Isobel Sherwood has called her last roll for Gahanna City Council.
After 30 years of working for the city, she's retiring as council clerk effective Dec. 31.
Sherwood, a native of Scotland, moved to Gahanna in 1972 and began working for the city a decade later.
"I was a stay-at-home mom," she said. "The former clerk called the pastor at our church to ask if he knew of someone who wanted part-time work. I would cover minutes and do meetings."
In 1983, Sherwood filled a full-time receptionist position that included mail-clerk duties and Planning Commission clerk.
She helped establish Gahanna's landscape board in 1984 and began working in the council office a year later. She also continued working with the Planning Commission.
"In 1983, when I did receptionist and mail room, we had a mimeograph machine," she said. "There has been a little bit of change in 30 years."
Sherwood, 65, recalled packed meetings, when the former Big Bear was proposed at the Rocky Fork Plaza off Johnstown Road.
"It was changing from residential to commercial, and people said it was going to destroy the character of the area," she said. "It was a very contentious issue."
She also remembers many long meetings related to the development of the StoneRidge Plaza Shopping Center, including a planning meeting going past midnight.
"We've had meetings in candlelight because the power went out," she said. "That was interesting. That was pre-computer, so I tried to write shorthand in the dark."
She was involved with three charter-review commissions.
"That takes a lot of time when they're active," she said. "It's a very concentrated effort."
Sherwood has been active with the International Institute of Municipal Clerks Association, the governing body for certification of clerks. She has been chairwoman of the policy and procedure committee for the Ohio Municipal Clerk Association for seven years.
Sherwood has worked with more than 20 council members, too many Planning Commission members to count, two city attorneys and three mayors: Judie Peterson, Jim McGregor and Becky Stinchcomb.
"Isobel Sherwood has not only served the council office with distinction over her tenure, but has always been willing to assist the administration, as well," Stinchcomb said. "With her deep institutional knowledge and experience, she has assisted the administrative team in properly preparing legislation for council consideration, meeting City Council deadlines and being willing to offer her insights to help legislative processes work as smoothly as possible."
Stinchcomb said she considers Sherwood a good friend who will be missed greatly in City Hall.
"I was on council about four years when Isobel joined the council office staff," said Karen Angelou, a veteran council member. "She quickly became an expert in the multiple items handled by the council office."
Over the years, Angelou said, Sherwood furthered her expertise by attaining a title few clerks possess: master municipal clerk in 2003.
"Isobel embodies all the traits needed to handle the many duties of the council office," Angelou said. "She is quietly efficient, has incredible knowledgeable and institutional memory, and her exceptional work and work ethic enhance how the public views the city of Gahanna and City Hall. Most of all, she is a humble civil servant, and I cannot thank her enough for all she has done to make our jobs on council easier."

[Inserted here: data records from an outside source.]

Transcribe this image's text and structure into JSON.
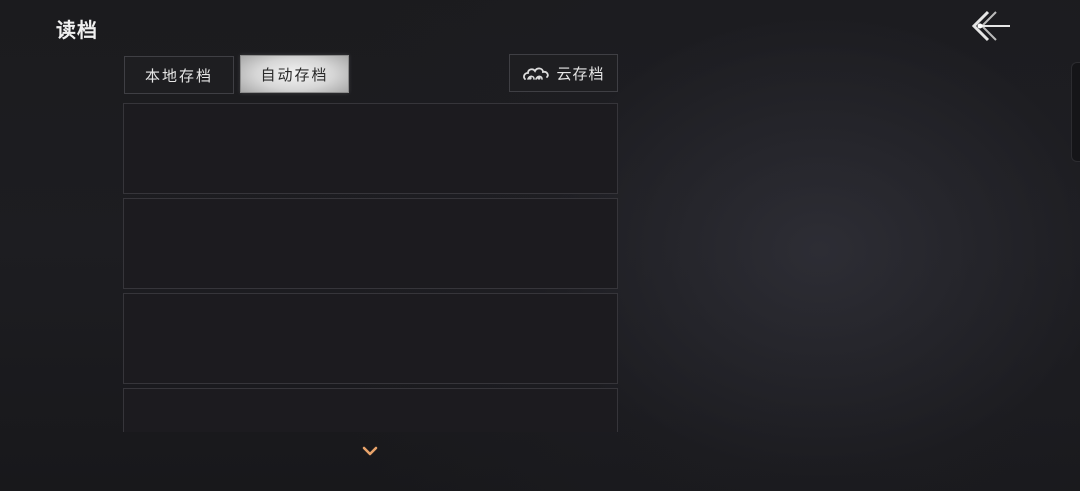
{
  "header": {
    "title": "读档",
    "back_icon": "back-arrow-icon"
  },
  "tabs": [
    {
      "label": "本地存档",
      "selected": false
    },
    {
      "label": "自动存档",
      "selected": true
    },
    {
      "label": "云存档",
      "icon": "cloud-icon",
      "selected": false
    }
  ],
  "slots": [
    {
      "index": 1,
      "label": ""
    },
    {
      "index": 2,
      "label": ""
    },
    {
      "index": 3,
      "label": ""
    },
    {
      "index": 4,
      "label": ""
    }
  ],
  "scroll": {
    "icon": "chevron-down-icon",
    "color": "#e8a36a"
  },
  "colors": {
    "selected_tab": "#d6d6d6",
    "tab_text": "#e6e6e6",
    "slot_bg": "#1c1b1f",
    "accent": "#e8a36a"
  }
}
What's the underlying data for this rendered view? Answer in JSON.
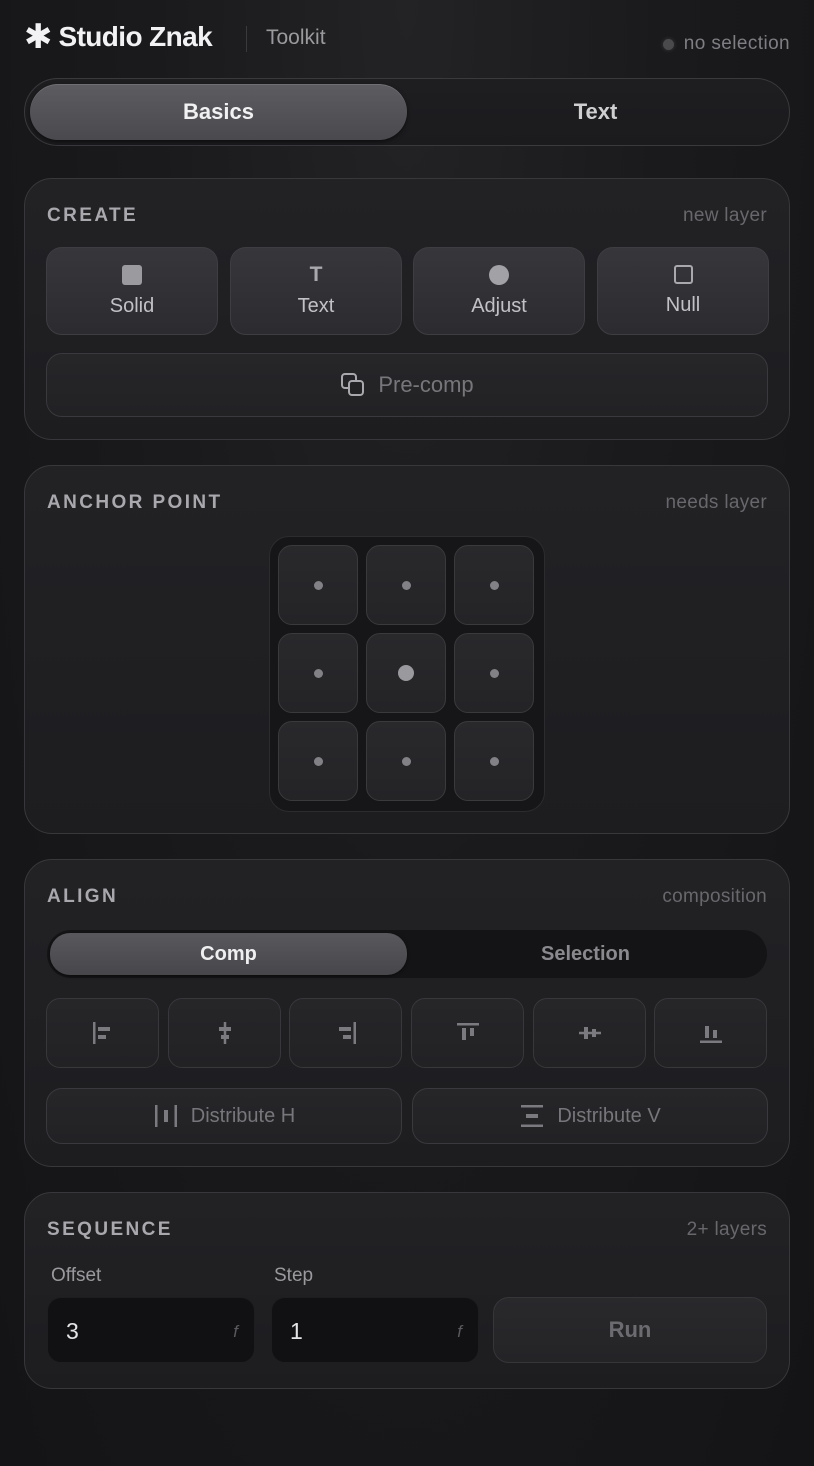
{
  "header": {
    "logo_mark": "✱",
    "brand": "Studio Znak",
    "subtitle": "Toolkit",
    "status": "no selection"
  },
  "tabs": [
    {
      "label": "Basics",
      "active": true
    },
    {
      "label": "Text",
      "active": false
    }
  ],
  "create": {
    "title": "CREATE",
    "note": "new layer",
    "buttons": [
      {
        "label": "Solid",
        "icon": "square-filled-icon"
      },
      {
        "label": "Text",
        "icon": "text-t-icon",
        "glyph": "T"
      },
      {
        "label": "Adjust",
        "icon": "circle-filled-icon"
      },
      {
        "label": "Null",
        "icon": "square-outline-icon"
      }
    ],
    "precomp_label": "Pre-comp"
  },
  "anchor": {
    "title": "ANCHOR POINT",
    "note": "needs layer",
    "selected": "center"
  },
  "align": {
    "title": "ALIGN",
    "note": "composition",
    "modes": [
      {
        "label": "Comp",
        "active": true
      },
      {
        "label": "Selection",
        "active": false
      }
    ],
    "buttons": [
      "align-left-icon",
      "align-center-h-icon",
      "align-right-icon",
      "align-top-icon",
      "align-middle-v-icon",
      "align-bottom-icon"
    ],
    "distribute_h": "Distribute H",
    "distribute_v": "Distribute V"
  },
  "sequence": {
    "title": "SEQUENCE",
    "note": "2+ layers",
    "offset_label": "Offset",
    "offset_value": "3",
    "step_label": "Step",
    "step_value": "1",
    "unit": "f",
    "run_label": "Run"
  },
  "colors": {
    "background": "#1a1a1c",
    "card": "#202023",
    "active_tab": "#545458"
  }
}
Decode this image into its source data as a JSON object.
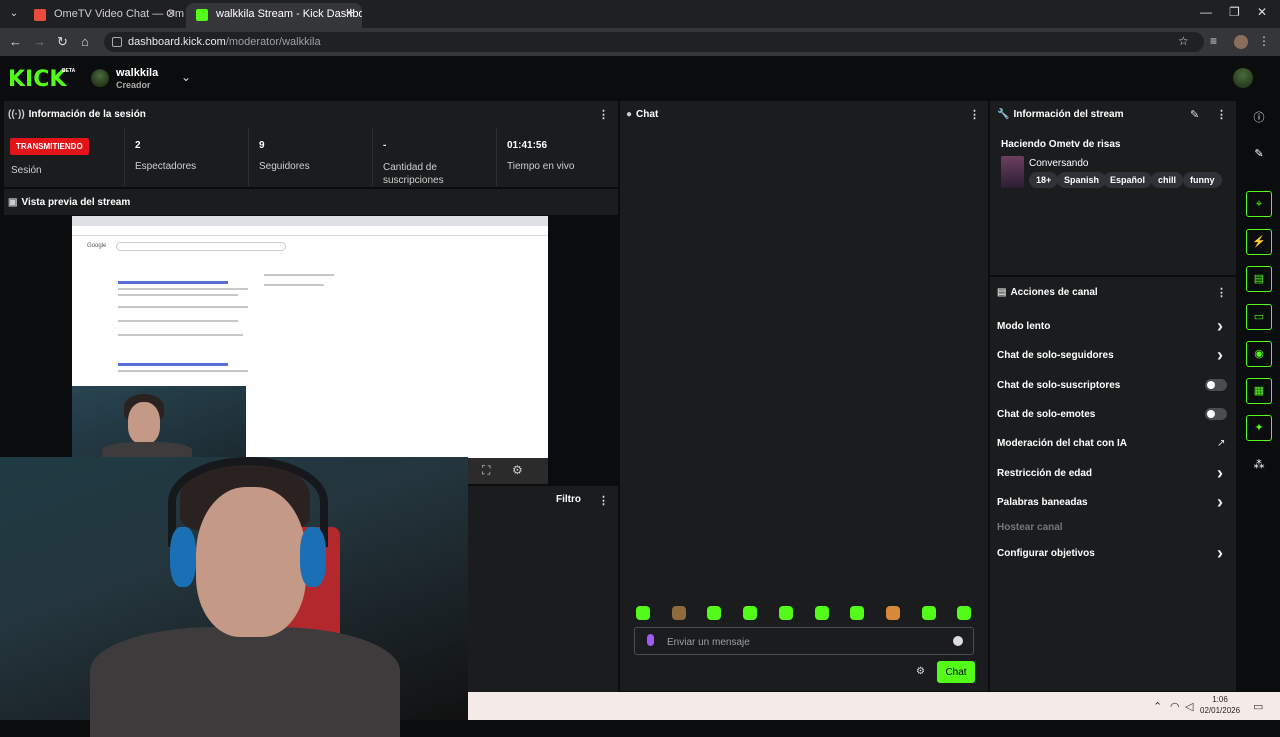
{
  "browser": {
    "tabs": [
      {
        "title": "OmeTV Video Chat — Omegle",
        "favicon_color": "#e74c3c",
        "active": false
      },
      {
        "title": "walkkila Stream - Kick Dashboa",
        "favicon_color": "#53fc18",
        "active": true
      }
    ],
    "url_host": "dashboard.kick.com",
    "url_path": "/moderator/walkkila"
  },
  "header": {
    "logo": "KICK",
    "logo_badge": "BETA",
    "username": "walkkila",
    "role": "Creador"
  },
  "session": {
    "title": "Información de la sesión",
    "badge": "TRANSMITIENDO",
    "badge_label": "Sesión",
    "stats": [
      {
        "value": "2",
        "label": "Espectadores"
      },
      {
        "value": "9",
        "label": "Seguidores"
      },
      {
        "value": "-",
        "label": "Cantidad de suscripciones"
      },
      {
        "value": "01:41:56",
        "label": "Tiempo en vivo"
      }
    ]
  },
  "preview": {
    "title": "Vista previa del stream"
  },
  "filter": {
    "label": "Filtro"
  },
  "chat": {
    "title": "Chat",
    "placeholder": "Enviar un mensaje",
    "send_label": "Chat",
    "emote_colors": [
      "#53fc18",
      "#8d6b3c",
      "#53fc18",
      "#53fc18",
      "#53fc18",
      "#53fc18",
      "#53fc18",
      "#d88a3a",
      "#53fc18",
      "#53fc18"
    ]
  },
  "stream_info": {
    "title": "Información del stream",
    "stream_title": "Haciendo Ometv de risas",
    "category": "Conversando",
    "tags": [
      "18+",
      "Spanish",
      "Español",
      "chill",
      "funny"
    ]
  },
  "channel_actions": {
    "title": "Acciones de canal",
    "items": [
      {
        "label": "Modo lento",
        "control": "chevron"
      },
      {
        "label": "Chat de solo-seguidores",
        "control": "chevron"
      },
      {
        "label": "Chat de solo-suscriptores",
        "control": "toggle"
      },
      {
        "label": "Chat de solo-emotes",
        "control": "toggle"
      },
      {
        "label": "Moderación del chat con IA",
        "control": "external"
      },
      {
        "label": "Restricción de edad",
        "control": "chevron"
      },
      {
        "label": "Palabras baneadas",
        "control": "chevron"
      },
      {
        "label": "Hostear canal",
        "control": "none"
      },
      {
        "label": "Configurar objetivos",
        "control": "chevron"
      }
    ]
  },
  "taskbar": {
    "time": "1:06",
    "date": "02/01/2026"
  }
}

Veteran council member Tom Kneeland met Sherwood when she was responsible for and supported the Gahanna Planning Commission.
"On the commission, she literally memorized the city code due to the nature of supporting the commission and the work they did and still do," Kneeland said. "She always had important technical answers to important questions associated with city growth and development and saved the city many hours of research because of her knowledge of the code."
After Peg Cunningham retired as clerk of council, Sherwood was promoted to take the lead as council clerk and brought those years of service spent studying and interpreting the city code while supporting the Planning Commission and was able to transcend that knowledge to the council members she supported for her remaining years at the city.
"Her knowledge and desire to make the council office the very best it could be will be greatly missed," Kneeland said. "I feel besides losing a wealth of knowledge, we are also losing a close friend. I wish her well in the next chapter of her and her family's life."
Sherwood said she plans to spend the next six month relaxing and doing things she hasn't had time to do because of her work hours. In her retirement, she also looks forward to traveling with her husband, Walt, she said. They are parents to two adult children and grandparents to six grandchildren, ranging in age from 12 to 18.
Sherwood said she would miss being on the ground floor of development and where the city is moving.
"I've enjoyed dealing with the residents over the years," she said. "I feel that this office has always been an ear for those with complaints. If they come in frustrated because they haven't got answers they wanted, I hope they went away feeling better because we listened to them."